“A Web IDE is a browser based IDE that allows for software development or web development. A web IDE can be accessed from a web browser, such as Google Chrome or Internet Explorer, allowing for a portable work environment.” – Wikipedia

What Wikipedia is trying to explain you is that you can have your IDE accessible from anywhere with an Internet connection and a browser and without having to install any software and its dependencies. Not having to install software and dependencies is specially important when you develop multiple projects using different programming languages and setting up environments becomes painful and time consuming task.
They also come with other advantages like not requiring powerful PCs to run a server locally, developing from any OS or the possibility of sharing and using the workspace simultaneously with other teammates.

Different kind of Online IDEs for different needs

As it happens when you start developing a project in your local machine, there is not always the need to use a complete IDE that also contains a compiler, debugger or embedded server. Sometimes we only need a code editor to get our work done, and this is what also happens with Web IDEs: you have to find the one that suits you and makes the development process more agile.

Light code editors

These type of Cloud IDEs are normally (but not only) focused on front-end web development using mainly HTML, CSS and JavaScript programming languages. The aim of this coding solutions is to offer a fast and agile development environment, similar to well known code editors like Atom or Sublime. They normally offer usefull features like syntax highlighting, agile library import, fast and automatic preview of the work you do and sharing facilities (embedding the code and result on other websites, code discovering with social network features, etc).

Fully functional IDEs

On the other hand, fully functional Web IDEs have made a huge progress and have been adopted by lot of companies. They offer everything that you can imagine:

  • Support for different programming languages: C#, C/C++, Clojure, CoffeeScript, ColdFusion, CSS, Groovy, Java, JavaScript, LaTeX, Lua, Markdown, OCaml, PHP, Perl, PowerShell, Python, Ruby, Scala, SCSS, SQL, Textile, X(HTML), XML
  • Code completion for snippets and identifiers
  • Real-time language analysis
  • Built-in terminal, with npm and basic Unix commands
  • Customizable key-bindings, including presets for Vim, Emacs, and Sublime Text
  • Support for code repositories liek GitHub, BitBucket, Mercurial, Git repositories, …
  • Support for deployment to 3rd party servers: Heroku, Google App Engine, Windows Azure, OpenShift,…

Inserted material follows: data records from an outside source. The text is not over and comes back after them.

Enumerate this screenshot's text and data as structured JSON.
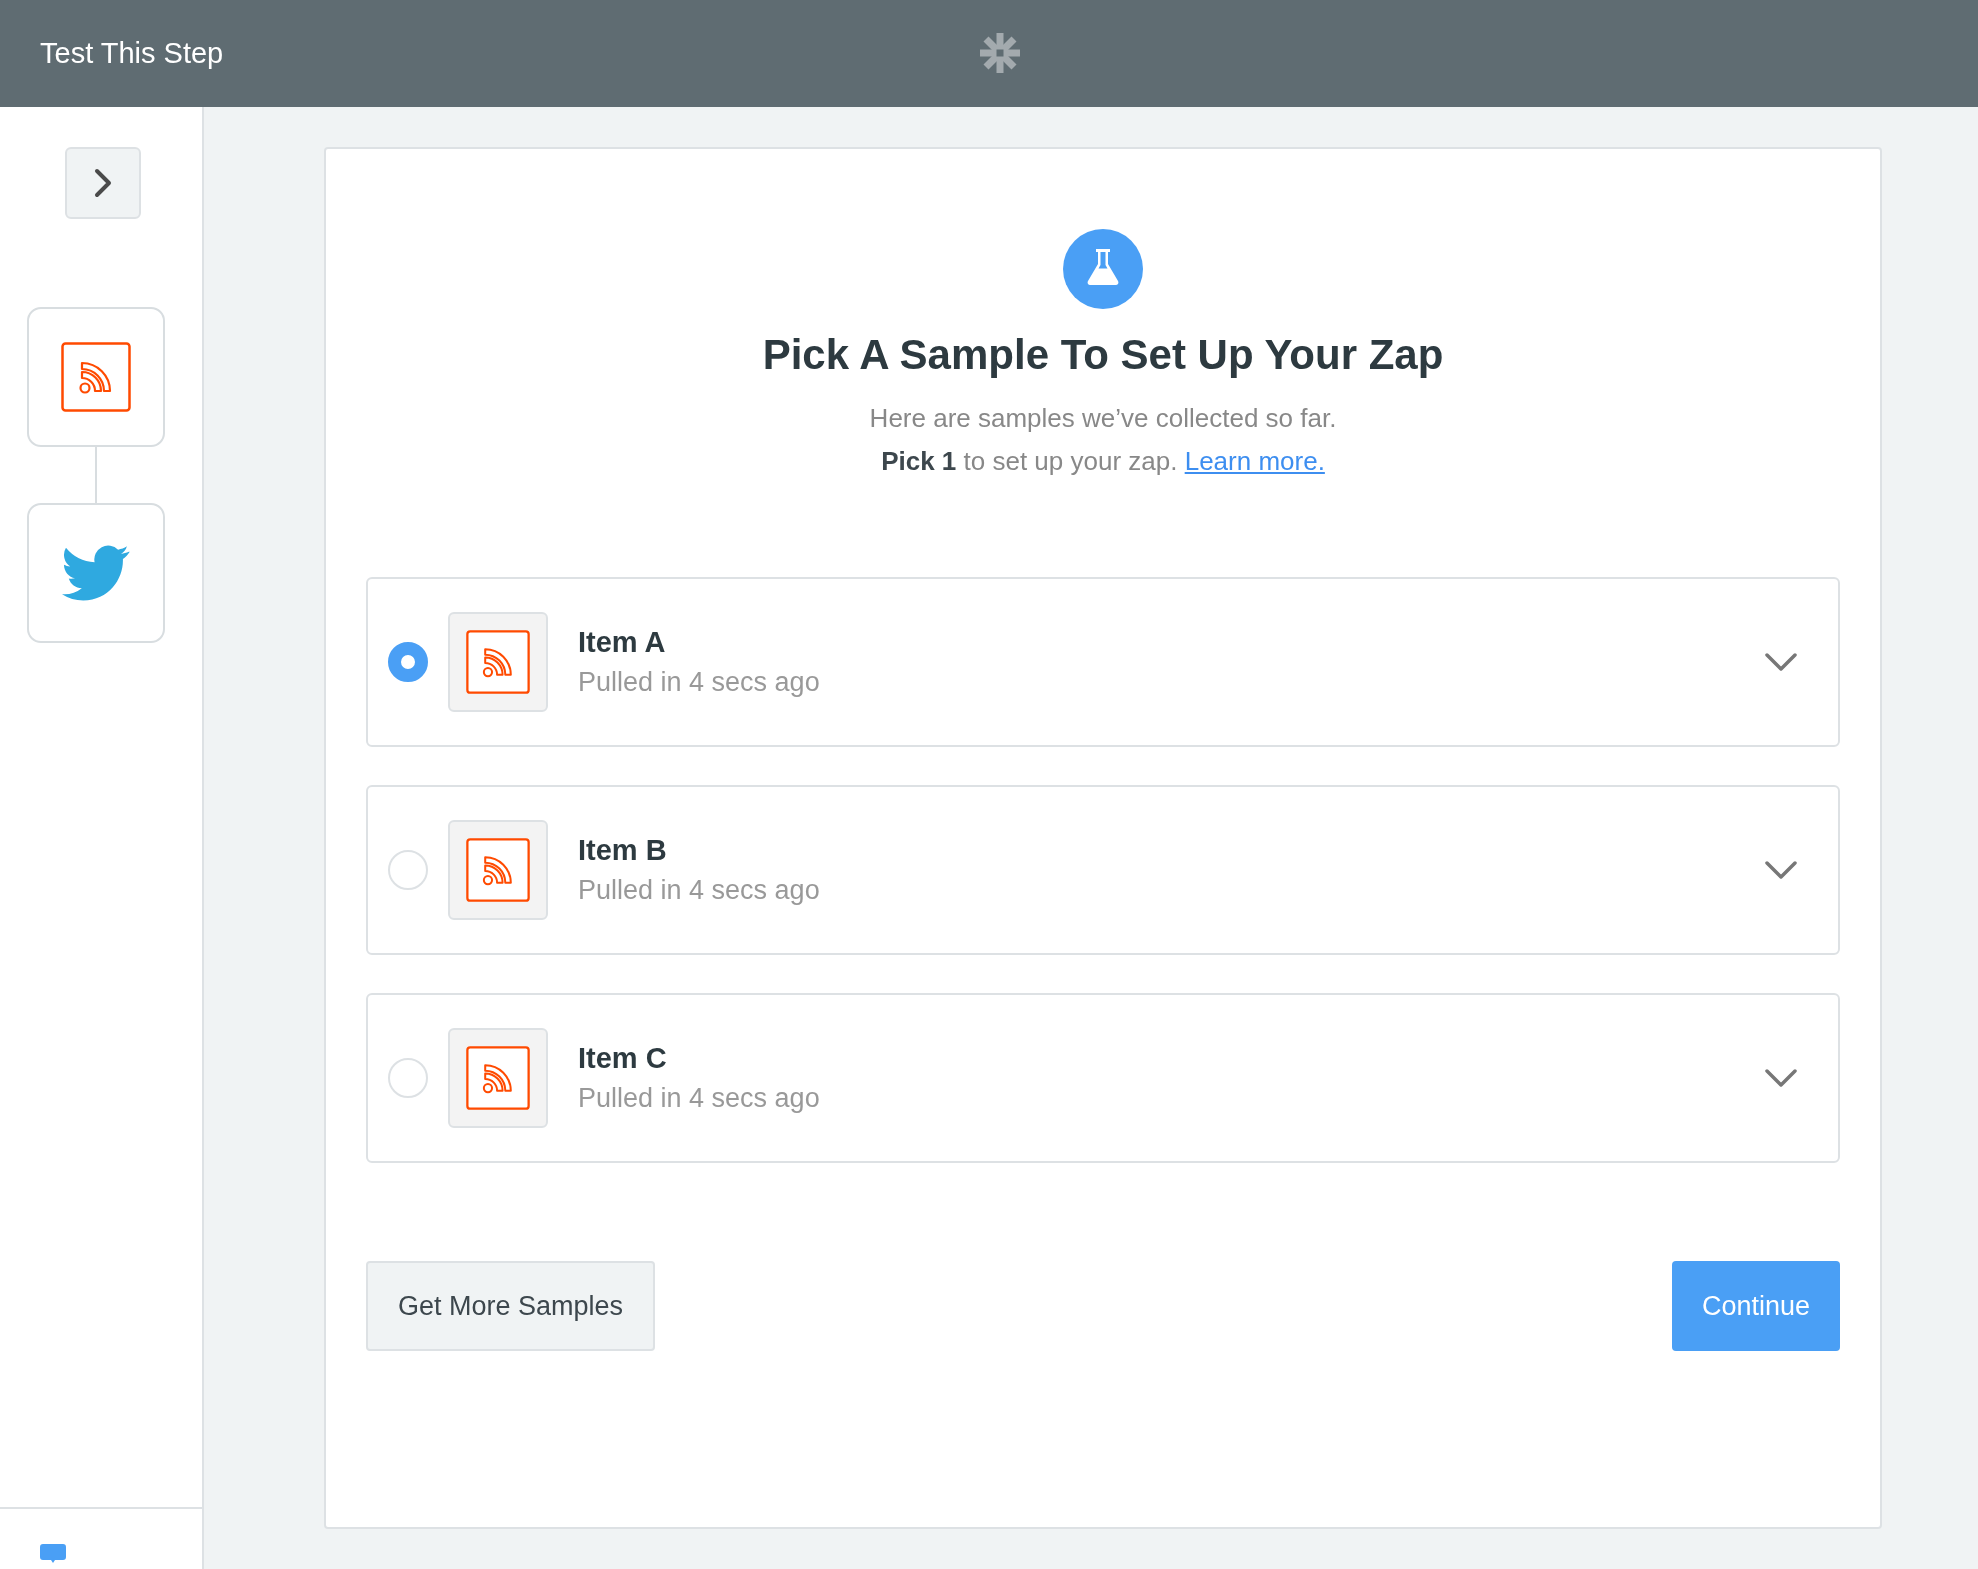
{
  "header": {
    "title": "Test This Step"
  },
  "sidebar": {
    "steps": [
      {
        "kind": "rss"
      },
      {
        "kind": "twitter"
      }
    ]
  },
  "card": {
    "heading": "Pick A Sample To Set Up Your Zap",
    "subtitle": "Here are samples we’ve collected so far.",
    "instruction": "**Pick 1** to set up your zap.",
    "link": "Learn more."
  },
  "samples": [
    {
      "name": "Item A",
      "detail": "Pulled in 4 secs ago",
      "selected": true
    },
    {
      "name": "Item B",
      "detail": "Pulled in 4 secs ago",
      "selected": false
    },
    {
      "name": "Item C",
      "detail": "Pulled in 4 secs ago",
      "selected": false
    }
  ],
  "buttons": {
    "secondary": "Get More Samples",
    "primary": "Continue"
  }
}
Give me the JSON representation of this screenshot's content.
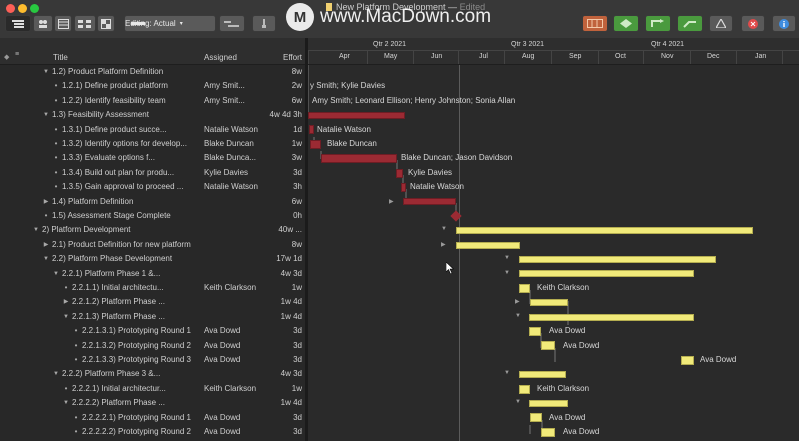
{
  "window": {
    "title": "New Platform Development",
    "status": "Edited",
    "editing_mode": "Editing: Actual",
    "watermark": "www.MacDown.com",
    "watermark_logo": "M"
  },
  "colors": {
    "task_red": "#9b2a33",
    "task_yellow": "#f1ea7a",
    "background": "#2b2b2b"
  },
  "toolbar": {
    "left_buttons": [
      "outline-view-icon",
      "resource-view-icon",
      "calendar-view-icon",
      "network-view-icon",
      "style-view-icon"
    ],
    "middle_buttons": [
      "split-view-icon",
      "inspector-icon"
    ],
    "right_buttons": [
      "level-resources-icon",
      "catch-up-icon",
      "baseline-icon",
      "critical-path-icon",
      "violations-icon",
      "stop-icon",
      "info-icon"
    ]
  },
  "columns": {
    "title": "Title",
    "assigned": "Assigned",
    "effort": "Effort"
  },
  "timeline": {
    "quarters": [
      "Qtr 2 2021",
      "Qtr 3 2021",
      "Qtr 4 2021"
    ],
    "months": [
      "Apr",
      "May",
      "Jun",
      "Jul",
      "Aug",
      "Sep",
      "Oct",
      "Nov",
      "Dec",
      "Jan"
    ]
  },
  "tasks": [
    {
      "num": "1.2)",
      "name": "Product Platform Definition",
      "assigned": "",
      "effort": "8w"
    },
    {
      "num": "1.2.1)",
      "name": "Define product platform",
      "assigned": "Amy Smit...",
      "effort": "2w"
    },
    {
      "num": "1.2.2)",
      "name": "Identify feasibility team",
      "assigned": "Amy Smit...",
      "effort": "6w"
    },
    {
      "num": "1.3)",
      "name": "Feasibility Assessment",
      "assigned": "",
      "effort": "4w 4d 3h"
    },
    {
      "num": "1.3.1)",
      "name": "Define product succe...",
      "assigned": "Natalie Watson",
      "effort": "1d"
    },
    {
      "num": "1.3.2)",
      "name": "Identify options for develop...",
      "assigned": "Blake Duncan",
      "effort": "1w"
    },
    {
      "num": "1.3.3)",
      "name": "Evaluate options f...",
      "assigned": "Blake Dunca...",
      "effort": "3w"
    },
    {
      "num": "1.3.4)",
      "name": "Build out plan for produ...",
      "assigned": "Kylie Davies",
      "effort": "3d"
    },
    {
      "num": "1.3.5)",
      "name": "Gain approval to proceed ...",
      "assigned": "Natalie Watson",
      "effort": "3h"
    },
    {
      "num": "1.4)",
      "name": "Platform Definition",
      "assigned": "",
      "effort": "6w"
    },
    {
      "num": "1.5)",
      "name": "Assessment Stage Complete",
      "assigned": "",
      "effort": "0h"
    },
    {
      "num": "2)",
      "name": "Platform Development",
      "assigned": "",
      "effort": "40w ..."
    },
    {
      "num": "2.1)",
      "name": "Product Definition for new platform",
      "assigned": "",
      "effort": "8w"
    },
    {
      "num": "2.2)",
      "name": "Platform Phase Development",
      "assigned": "",
      "effort": "17w 1d"
    },
    {
      "num": "2.2.1)",
      "name": "Platform Phase 1 &...",
      "assigned": "",
      "effort": "4w 3d"
    },
    {
      "num": "2.2.1.1)",
      "name": "Initial architectu...",
      "assigned": "Keith Clarkson",
      "effort": "1w"
    },
    {
      "num": "2.2.1.2)",
      "name": "Platform Phase ...",
      "assigned": "",
      "effort": "1w 4d"
    },
    {
      "num": "2.2.1.3)",
      "name": "Platform Phase ...",
      "assigned": "",
      "effort": "1w 4d"
    },
    {
      "num": "2.2.1.3.1)",
      "name": "Prototyping Round 1",
      "assigned": "Ava Dowd",
      "effort": "3d"
    },
    {
      "num": "2.2.1.3.2)",
      "name": "Prototyping Round 2",
      "assigned": "Ava Dowd",
      "effort": "3d"
    },
    {
      "num": "2.2.1.3.3)",
      "name": "Prototyping Round 3",
      "assigned": "Ava Dowd",
      "effort": "3d"
    },
    {
      "num": "2.2.2)",
      "name": "Platform Phase 3 &...",
      "assigned": "",
      "effort": "4w 3d"
    },
    {
      "num": "2.2.2.1)",
      "name": "Initial architectur...",
      "assigned": "Keith Clarkson",
      "effort": "1w"
    },
    {
      "num": "2.2.2.2)",
      "name": "Platform Phase ...",
      "assigned": "",
      "effort": "1w 4d"
    },
    {
      "num": "2.2.2.2.1)",
      "name": "Prototyping Round 1",
      "assigned": "Ava Dowd",
      "effort": "3d"
    },
    {
      "num": "2.2.2.2.2)",
      "name": "Prototyping Round 2",
      "assigned": "Ava Dowd",
      "effort": "3d"
    }
  ],
  "gantt_labels": [
    "y Smith; Kylie Davies",
    "Amy Smith; Leonard Ellison; Henry Johnston; Sonia Allan",
    "Natalie Watson",
    "Blake Duncan",
    "Blake Duncan; Jason Davidson",
    "Kylie Davies",
    "Natalie Watson",
    "Keith Clarkson",
    "Ava Dowd",
    "Ava Dowd",
    "Ava Dowd",
    "Keith Clarkson",
    "Ava Dowd",
    "Ava Dowd"
  ]
}
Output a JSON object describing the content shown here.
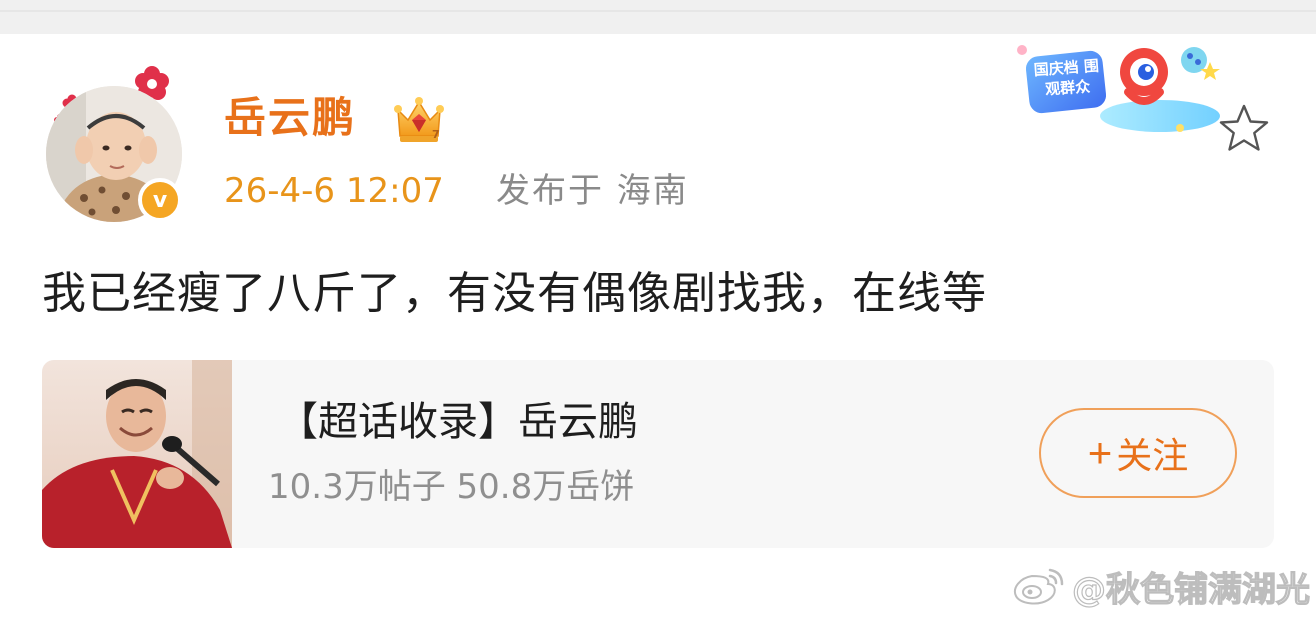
{
  "post": {
    "author": {
      "name": "岳云鹏",
      "verified_mark": "v",
      "avatar": "baby-photo-avatar"
    },
    "time": "26-4-6 12:07",
    "location": "发布于 海南",
    "content": "我已经瘦了八斤了，有没有偶像剧找我，在线等"
  },
  "decoration": {
    "badge_text": "国庆档 围观群众"
  },
  "topic_card": {
    "title": "【超话收录】岳云鹏",
    "stats": "10.3万帖子 50.8万岳饼",
    "follow_plus": "+",
    "follow_label": "关注"
  },
  "watermark": {
    "text": "@秋色铺满湖光"
  },
  "colors": {
    "accent": "#e8711a",
    "time": "#e8941a",
    "muted": "#8a8a8a",
    "card_bg": "#f7f7f7"
  }
}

Best Web IDEs available

There is big hype around Web IDEs and it may not be easy to make the right choice. This is the reason why I have made the following list with the Cloud IDEs I have been using for a while and I can recommend them.

Light Code Editors







Fully functional Web IDEs





In my opinion there are some scenarios where a Web IDE is a perfect fit. If you answer YES to any of the following questions (and you have a good Internet connection), I would recommend you trying one of the Cloud IDEs listed above:

  • Do you need to access your development environment from anywhere?
  • Do you want to show and share your developments code results with other people?
  • Do you develop projects using multiple programming languages (and waste lot of time setting up software, libraries and environments)?
  • Do you need real-time collaboration with your team?
  • Do you program as a hobby and want to focus on coding and easy deployment?

In my experience Web IDEs have been a good choice for these use cases. Desktop IDEs are also a great solution for almost everything, but it is also true that the may require more effort setting up environments and a harder learning curve.

What’s next

I encourage you to try at least one of the light code editors mentioned in this article. I personally like CodePen, as it can be considered as an online community for showcasing your work and discovering amazing stuff built by other developers.